Critical Voices


On 4 October 2016, the Miratho research team, national and international university graduate students and lecturers, the Thusanani Foundation and young activists gathered at the UFS for a day of critical discussion, where we asked questions related to what radical/transformed universities ought to look like in South Africa.

Starting in the morning, we talked about how Amartya Sen’s capability approach can help us in thinking this through, and what conceptual gaps in the approach should be considered, in light of the broader question of ‘just’ universities and the challenge of inclusive learning outcomes.
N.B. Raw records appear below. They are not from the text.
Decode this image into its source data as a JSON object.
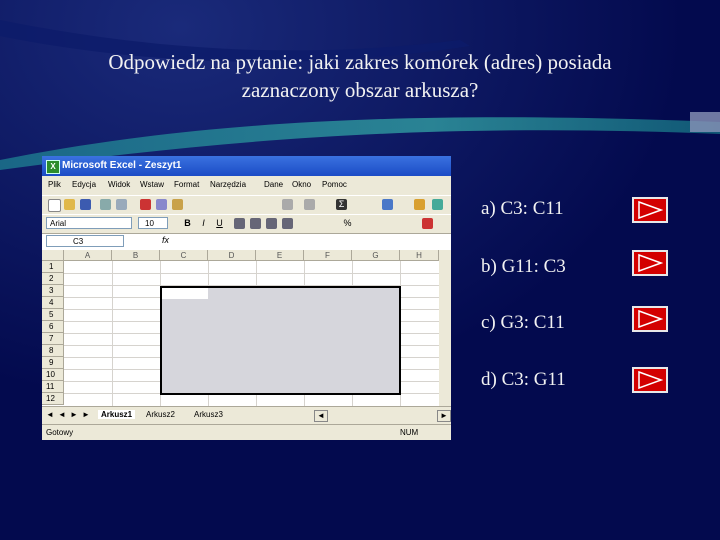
{
  "question": {
    "line1": "Odpowiedz na pytanie: jaki zakres komórek (adres) posiada",
    "line2": "zaznaczony obszar arkusza?"
  },
  "excel": {
    "title": "Microsoft Excel - Zeszyt1",
    "menu": [
      "Plik",
      "Edycja",
      "Widok",
      "Wstaw",
      "Format",
      "Narzędzia",
      "Dane",
      "Okno",
      "Pomoc"
    ],
    "font_name": "Arial",
    "font_size": "10",
    "name_box": "C3",
    "fx": "fx",
    "columns": [
      "A",
      "B",
      "C",
      "D",
      "E",
      "F",
      "G",
      "H"
    ],
    "rows": [
      "1",
      "2",
      "3",
      "4",
      "5",
      "6",
      "7",
      "8",
      "9",
      "10",
      "11",
      "12"
    ],
    "sheets": [
      "Arkusz1",
      "Arkusz2",
      "Arkusz3"
    ],
    "status_left": "Gotowy",
    "status_right": "NUM"
  },
  "answers": [
    {
      "label": "a) C3: C11",
      "icon": "play-triangle-icon"
    },
    {
      "label": "b) G11: C3",
      "icon": "play-triangle-icon"
    },
    {
      "label": "c) G3: C11",
      "icon": "play-triangle-icon"
    },
    {
      "label": "d) C3: G11",
      "icon": "play-triangle-icon"
    }
  ],
  "colors": {
    "background": "#030a4e",
    "button": "#d30000",
    "text": "#f2f2f2"
  }
}
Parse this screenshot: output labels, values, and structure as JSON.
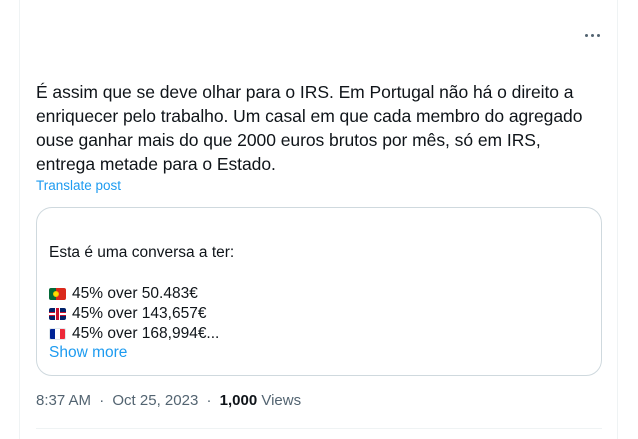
{
  "post": {
    "text": "É assim que se deve olhar para o IRS. Em Portugal não há o direito a\nenriquecer pelo trabalho. Um casal em que cada membro do agregado\nouse ganhar mais do que 2000 euros brutos por mês, só em IRS,\nentrega metade para o Estado.",
    "translate_label": "Translate post",
    "more_icon": "more-horizontal-icon"
  },
  "quote": {
    "intro": "Esta é uma conversa a ter:",
    "lines": [
      {
        "flag": "portugal-flag-icon",
        "text": "45% over 50.483€"
      },
      {
        "flag": "uk-flag-icon",
        "text": "45% over 143,657€"
      },
      {
        "flag": "france-flag-icon",
        "text": "45% over 168,994€..."
      }
    ],
    "show_more_label": "Show more"
  },
  "meta": {
    "time": "8:37 AM",
    "separator": "·",
    "date": "Oct 25, 2023",
    "views_count": "1,000",
    "views_label": "Views"
  },
  "colors": {
    "accent": "#1d9bf0",
    "text": "#0f1419",
    "secondary": "#536471",
    "border": "#cfd9de"
  }
}
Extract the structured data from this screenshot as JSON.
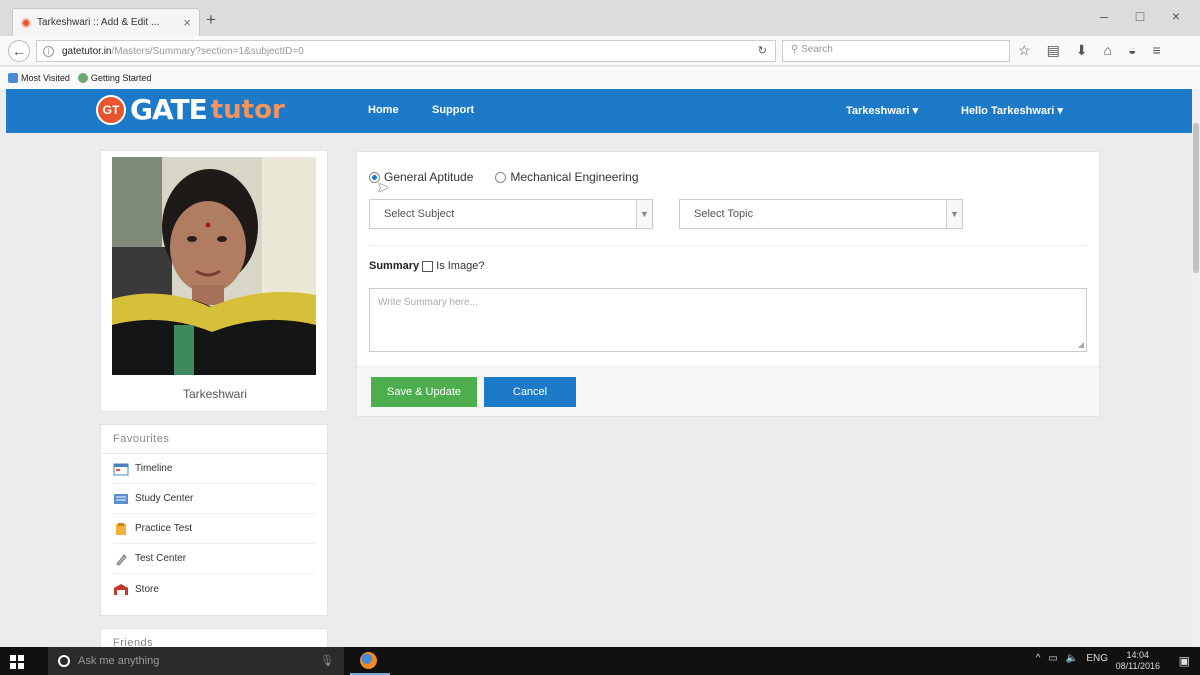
{
  "browser": {
    "tab_title": "Tarkeshwari :: Add & Edit ...",
    "tab_close": "×",
    "new_tab": "+",
    "window_controls": [
      "–",
      "□",
      "×"
    ],
    "url_domain": "gatetutor.in",
    "url_path": "/Masters/Summary?section=1&subjectID=0",
    "search_placeholder": "Search",
    "bookmarks": [
      "Most Visited",
      "Getting Started"
    ]
  },
  "site": {
    "logo_badge": "GT",
    "logo_gate": "GATE",
    "logo_tutor": "tutor",
    "nav": {
      "home": "Home",
      "support": "Support"
    },
    "user_menu": "Tarkeshwari ▾",
    "hello_menu": "Hello Tarkeshwari ▾",
    "accent_color": "#1c7ac9"
  },
  "profile": {
    "name": "Tarkeshwari"
  },
  "favourites": {
    "title": "Favourites",
    "items": [
      {
        "label": "Timeline",
        "icon": "timeline-icon"
      },
      {
        "label": "Study Center",
        "icon": "study-center-icon"
      },
      {
        "label": "Practice Test",
        "icon": "practice-test-icon"
      },
      {
        "label": "Test Center",
        "icon": "test-center-icon"
      },
      {
        "label": "Store",
        "icon": "store-icon"
      }
    ]
  },
  "friends": {
    "title": "Friends"
  },
  "form": {
    "radio_options": [
      {
        "label": "General Aptitude",
        "checked": true
      },
      {
        "label": "Mechanical Engineering",
        "checked": false
      }
    ],
    "subject_select": "Select Subject",
    "topic_select": "Select Topic",
    "summary_label": "Summary",
    "is_image_label": "Is Image?",
    "summary_placeholder": "Write Summary here...",
    "save_button": "Save & Update",
    "cancel_button": "Cancel"
  },
  "taskbar": {
    "search_placeholder": "Ask me anything",
    "language": "ENG",
    "time": "14:04",
    "date": "08/11/2016"
  }
}
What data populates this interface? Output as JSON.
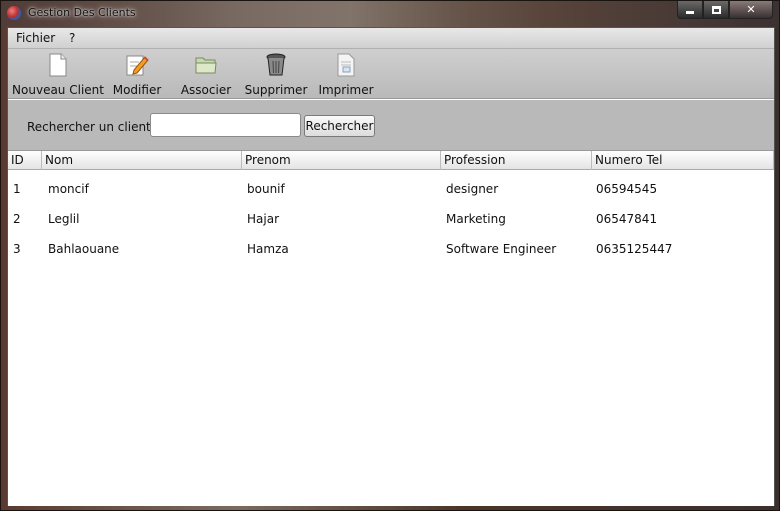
{
  "window": {
    "title": "Gestion Des Clients"
  },
  "menubar": {
    "items": [
      "Fichier",
      "?"
    ]
  },
  "toolbar": {
    "buttons": [
      {
        "label": "Nouveau Client",
        "icon": "new-document-icon"
      },
      {
        "label": "Modifier",
        "icon": "edit-pencil-icon"
      },
      {
        "label": "Associer",
        "icon": "folder-icon"
      },
      {
        "label": "Supprimer",
        "icon": "trash-icon"
      },
      {
        "label": "Imprimer",
        "icon": "print-document-icon"
      }
    ]
  },
  "search": {
    "label": "Rechercher un client",
    "value": "",
    "placeholder": "",
    "button_label": "Rechercher"
  },
  "table": {
    "columns": [
      "ID",
      "Nom",
      "Prenom",
      "Profession",
      "Numero Tel"
    ],
    "rows": [
      [
        "1",
        "moncif",
        "bounif",
        "designer",
        "06594545"
      ],
      [
        "2",
        "Leglil",
        "Hajar",
        "Marketing",
        "06547841"
      ],
      [
        "3",
        "Bahlaouane",
        "Hamza",
        "Software Engineer",
        "0635125447"
      ]
    ]
  }
}
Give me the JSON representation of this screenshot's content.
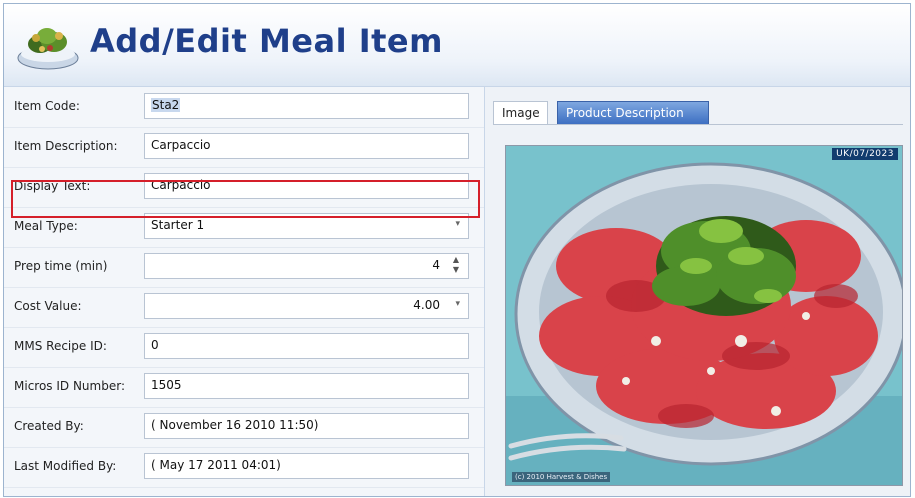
{
  "header": {
    "title": "Add/Edit Meal Item",
    "logo_icon": "salad-bowl-icon"
  },
  "form": {
    "rows": [
      {
        "label": "Item Code:",
        "value": "Sta2"
      },
      {
        "label": "Item Description:",
        "value": "Carpaccio"
      },
      {
        "label": "Display Text:",
        "value": "Carpaccio"
      },
      {
        "label": "Meal Type:",
        "value": "Starter 1"
      },
      {
        "label": "Prep time (min)",
        "value": "4"
      },
      {
        "label": "Cost Value:",
        "value": "4.00"
      },
      {
        "label": "MMS Recipe ID:",
        "value": "0"
      },
      {
        "label": "Micros ID Number:",
        "value": "1505"
      },
      {
        "label": "Created By:",
        "value": "( November 16 2010 11:50)"
      },
      {
        "label": "Last Modified By:",
        "value": "( May 17 2011 04:01)"
      }
    ]
  },
  "tabs": [
    {
      "label": "Image",
      "active": true
    },
    {
      "label": "Product Description",
      "active": false
    }
  ],
  "image": {
    "badge": "UK/07/2023",
    "caption": "(c) 2010 Harvest & Dishes"
  },
  "colors": {
    "title": "#1f3f8a",
    "highlight_border": "#d51f2a",
    "tab_active_bg": "#3d6fc2"
  }
}
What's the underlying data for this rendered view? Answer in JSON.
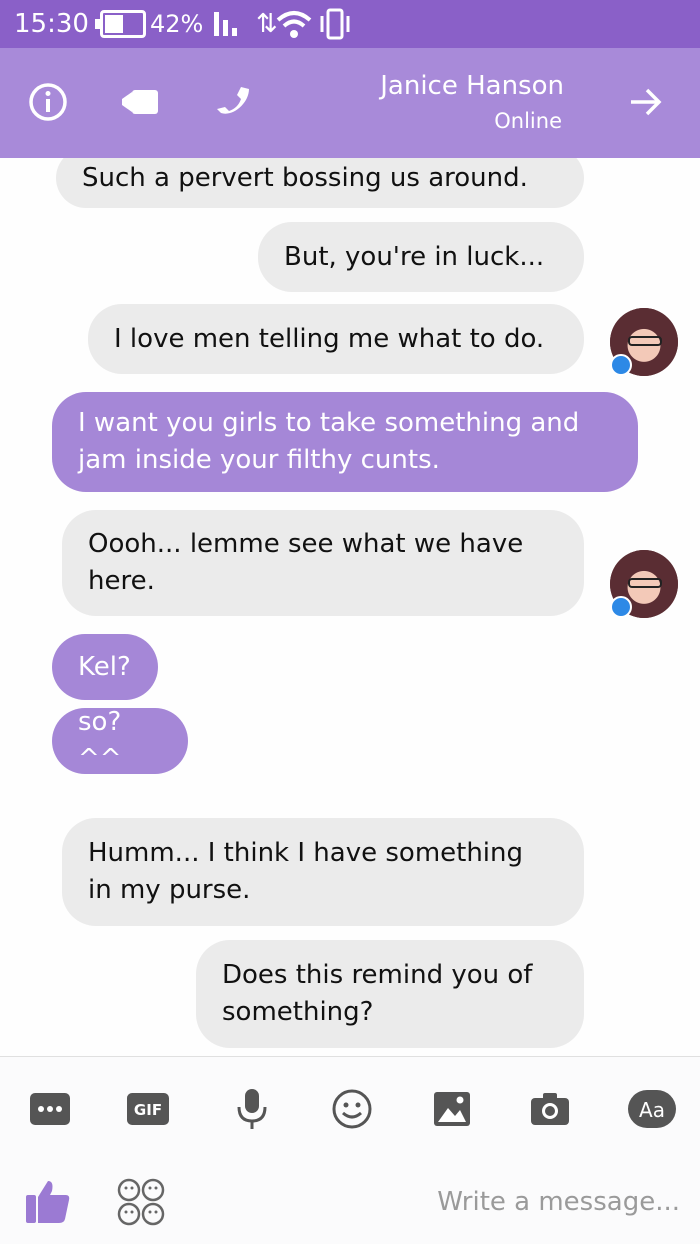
{
  "status_bar": {
    "time": "15:30",
    "battery_percent": "42%",
    "data_indicator": "..",
    "icons": [
      "battery-icon",
      "signal-icon",
      "data-arrows-icon",
      "wifi-icon",
      "vibrate-icon"
    ]
  },
  "app_bar": {
    "contact_name": "Janice Hanson",
    "contact_status": "Online",
    "icons": [
      "info-icon",
      "video-call-icon",
      "phone-icon",
      "forward-arrow-icon"
    ]
  },
  "messages": [
    {
      "direction": "in",
      "text": "Such a pervert bossing us around."
    },
    {
      "direction": "in",
      "text": "But, you're in luck..."
    },
    {
      "direction": "in",
      "text": "I love men telling me what to do.",
      "avatar": true
    },
    {
      "direction": "out",
      "lines": [
        "I want you girls to take something and",
        "jam inside your filthy cunts."
      ]
    },
    {
      "direction": "in",
      "lines": [
        "Oooh... lemme see what we have",
        "here."
      ],
      "avatar": true
    },
    {
      "direction": "out",
      "text": "Kel?"
    },
    {
      "direction": "out",
      "text": "so? ^^"
    },
    {
      "direction": "in",
      "lines": [
        "Humm... I think I have something",
        "in my purse."
      ]
    },
    {
      "direction": "in",
      "lines": [
        "Does this remind you of",
        "something?"
      ]
    }
  ],
  "toolbar": {
    "icons": [
      "more-icon",
      "gif-icon",
      "microphone-icon",
      "emoji-icon",
      "gallery-icon",
      "camera-icon",
      "font-size-icon"
    ],
    "gif_label": "GIF",
    "font_label": "Aa"
  },
  "composer": {
    "placeholder": "Write a message...",
    "icons": [
      "thumbs-up-icon",
      "reactions-grid-icon"
    ]
  },
  "colors": {
    "status_bar": "#8a60c8",
    "app_bar": "#a88ad9",
    "outgoing_bubble": "#a587d7",
    "incoming_bubble": "#ebebeb",
    "accent_badge": "#2d89e6"
  }
}
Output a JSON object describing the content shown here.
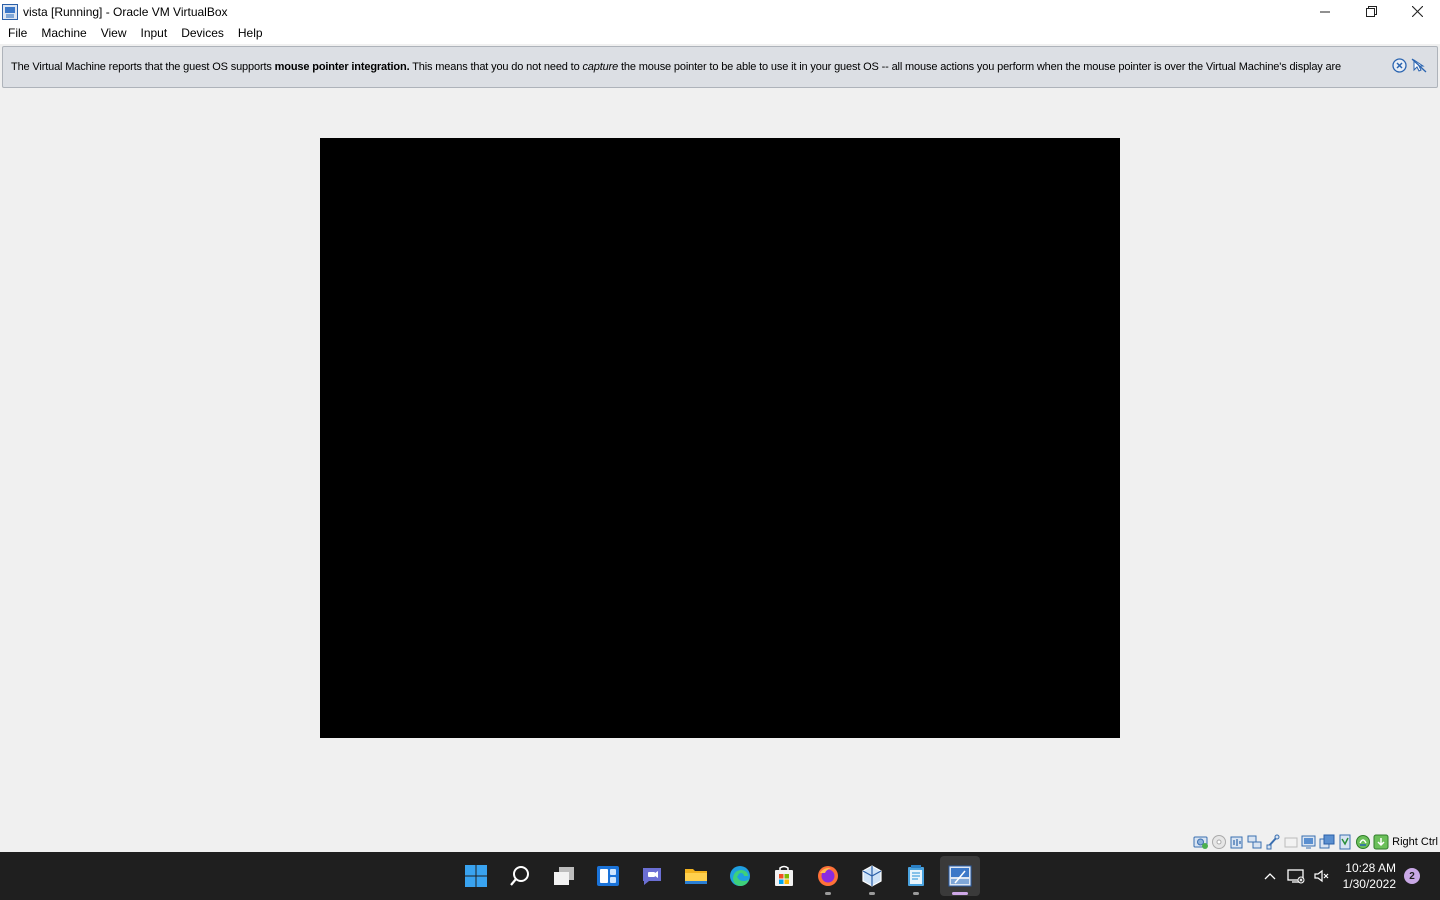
{
  "window": {
    "title": "vista [Running] - Oracle VM VirtualBox",
    "app_icon": "virtualbox-vm-icon"
  },
  "menu": {
    "items": [
      {
        "label": "File"
      },
      {
        "label": "Machine"
      },
      {
        "label": "View"
      },
      {
        "label": "Input"
      },
      {
        "label": "Devices"
      },
      {
        "label": "Help"
      }
    ]
  },
  "notice": {
    "part1": "The Virtual Machine reports that the guest OS supports ",
    "bold": "mouse pointer integration.",
    "part2": " This means that you do not need to ",
    "italic": "capture",
    "part3": " the mouse pointer to be able to use it in your guest OS -- all mouse actions you perform when the mouse pointer is over the Virtual Machine's display are"
  },
  "statusbar": {
    "icons": [
      "hard-disk-icon",
      "optical-drive-icon",
      "audio-icon",
      "network-icon",
      "usb-icon",
      "shared-folders-icon",
      "display-icon",
      "video-capture-icon",
      "cpu-icon",
      "mouse-integration-icon",
      "keyboard-capture-icon"
    ],
    "host_key": "Right Ctrl"
  },
  "taskbar": {
    "apps": [
      "windows-start-icon",
      "search-icon",
      "task-view-icon",
      "widgets-icon",
      "teams-chat-icon",
      "file-explorer-icon",
      "edge-icon",
      "microsoft-store-icon",
      "firefox-icon",
      "virtualbox-icon",
      "notepad-icon",
      "vista-vm-window-icon"
    ]
  },
  "tray": {
    "time": "10:28 AM",
    "date": "1/30/2022",
    "notifications": "2"
  },
  "colors": {
    "taskbar_bg": "#1f1f1f",
    "notice_bg": "#dcdfe4",
    "vm_screen": "#000000",
    "accent": "#0078d4"
  }
}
We also discussed how debates over decolonization can help us think through this challenge, and how we can then understand research into opportunities for access and participation in knowledge and pedagogies, as well as outcomes in this moment of decolonization and against a background of persistent structures of inequality and exclusion at multiple levels. Throughout the afternoon, we reflected on how higher education contributes to building a democratic and just society, and how our Miratho project might contribute usefully to thinking about and acting towards improving and transforming universities, higher education policy, and individual lives (particularly those of rural and township youth). It was also important for us to talk about how young people can best be involved in the research process and why might this be important, as well as who should be engaged in the research process and knowledge findings and why. Our conversations were fruitful and insightful, as participants shared and exchanged information, ideas, perspectives and experiences related to the topics discussed. We are grateful to everyone who participated in this event, which was the first of many public engagement activities that we envision (and deem necessary) for the project.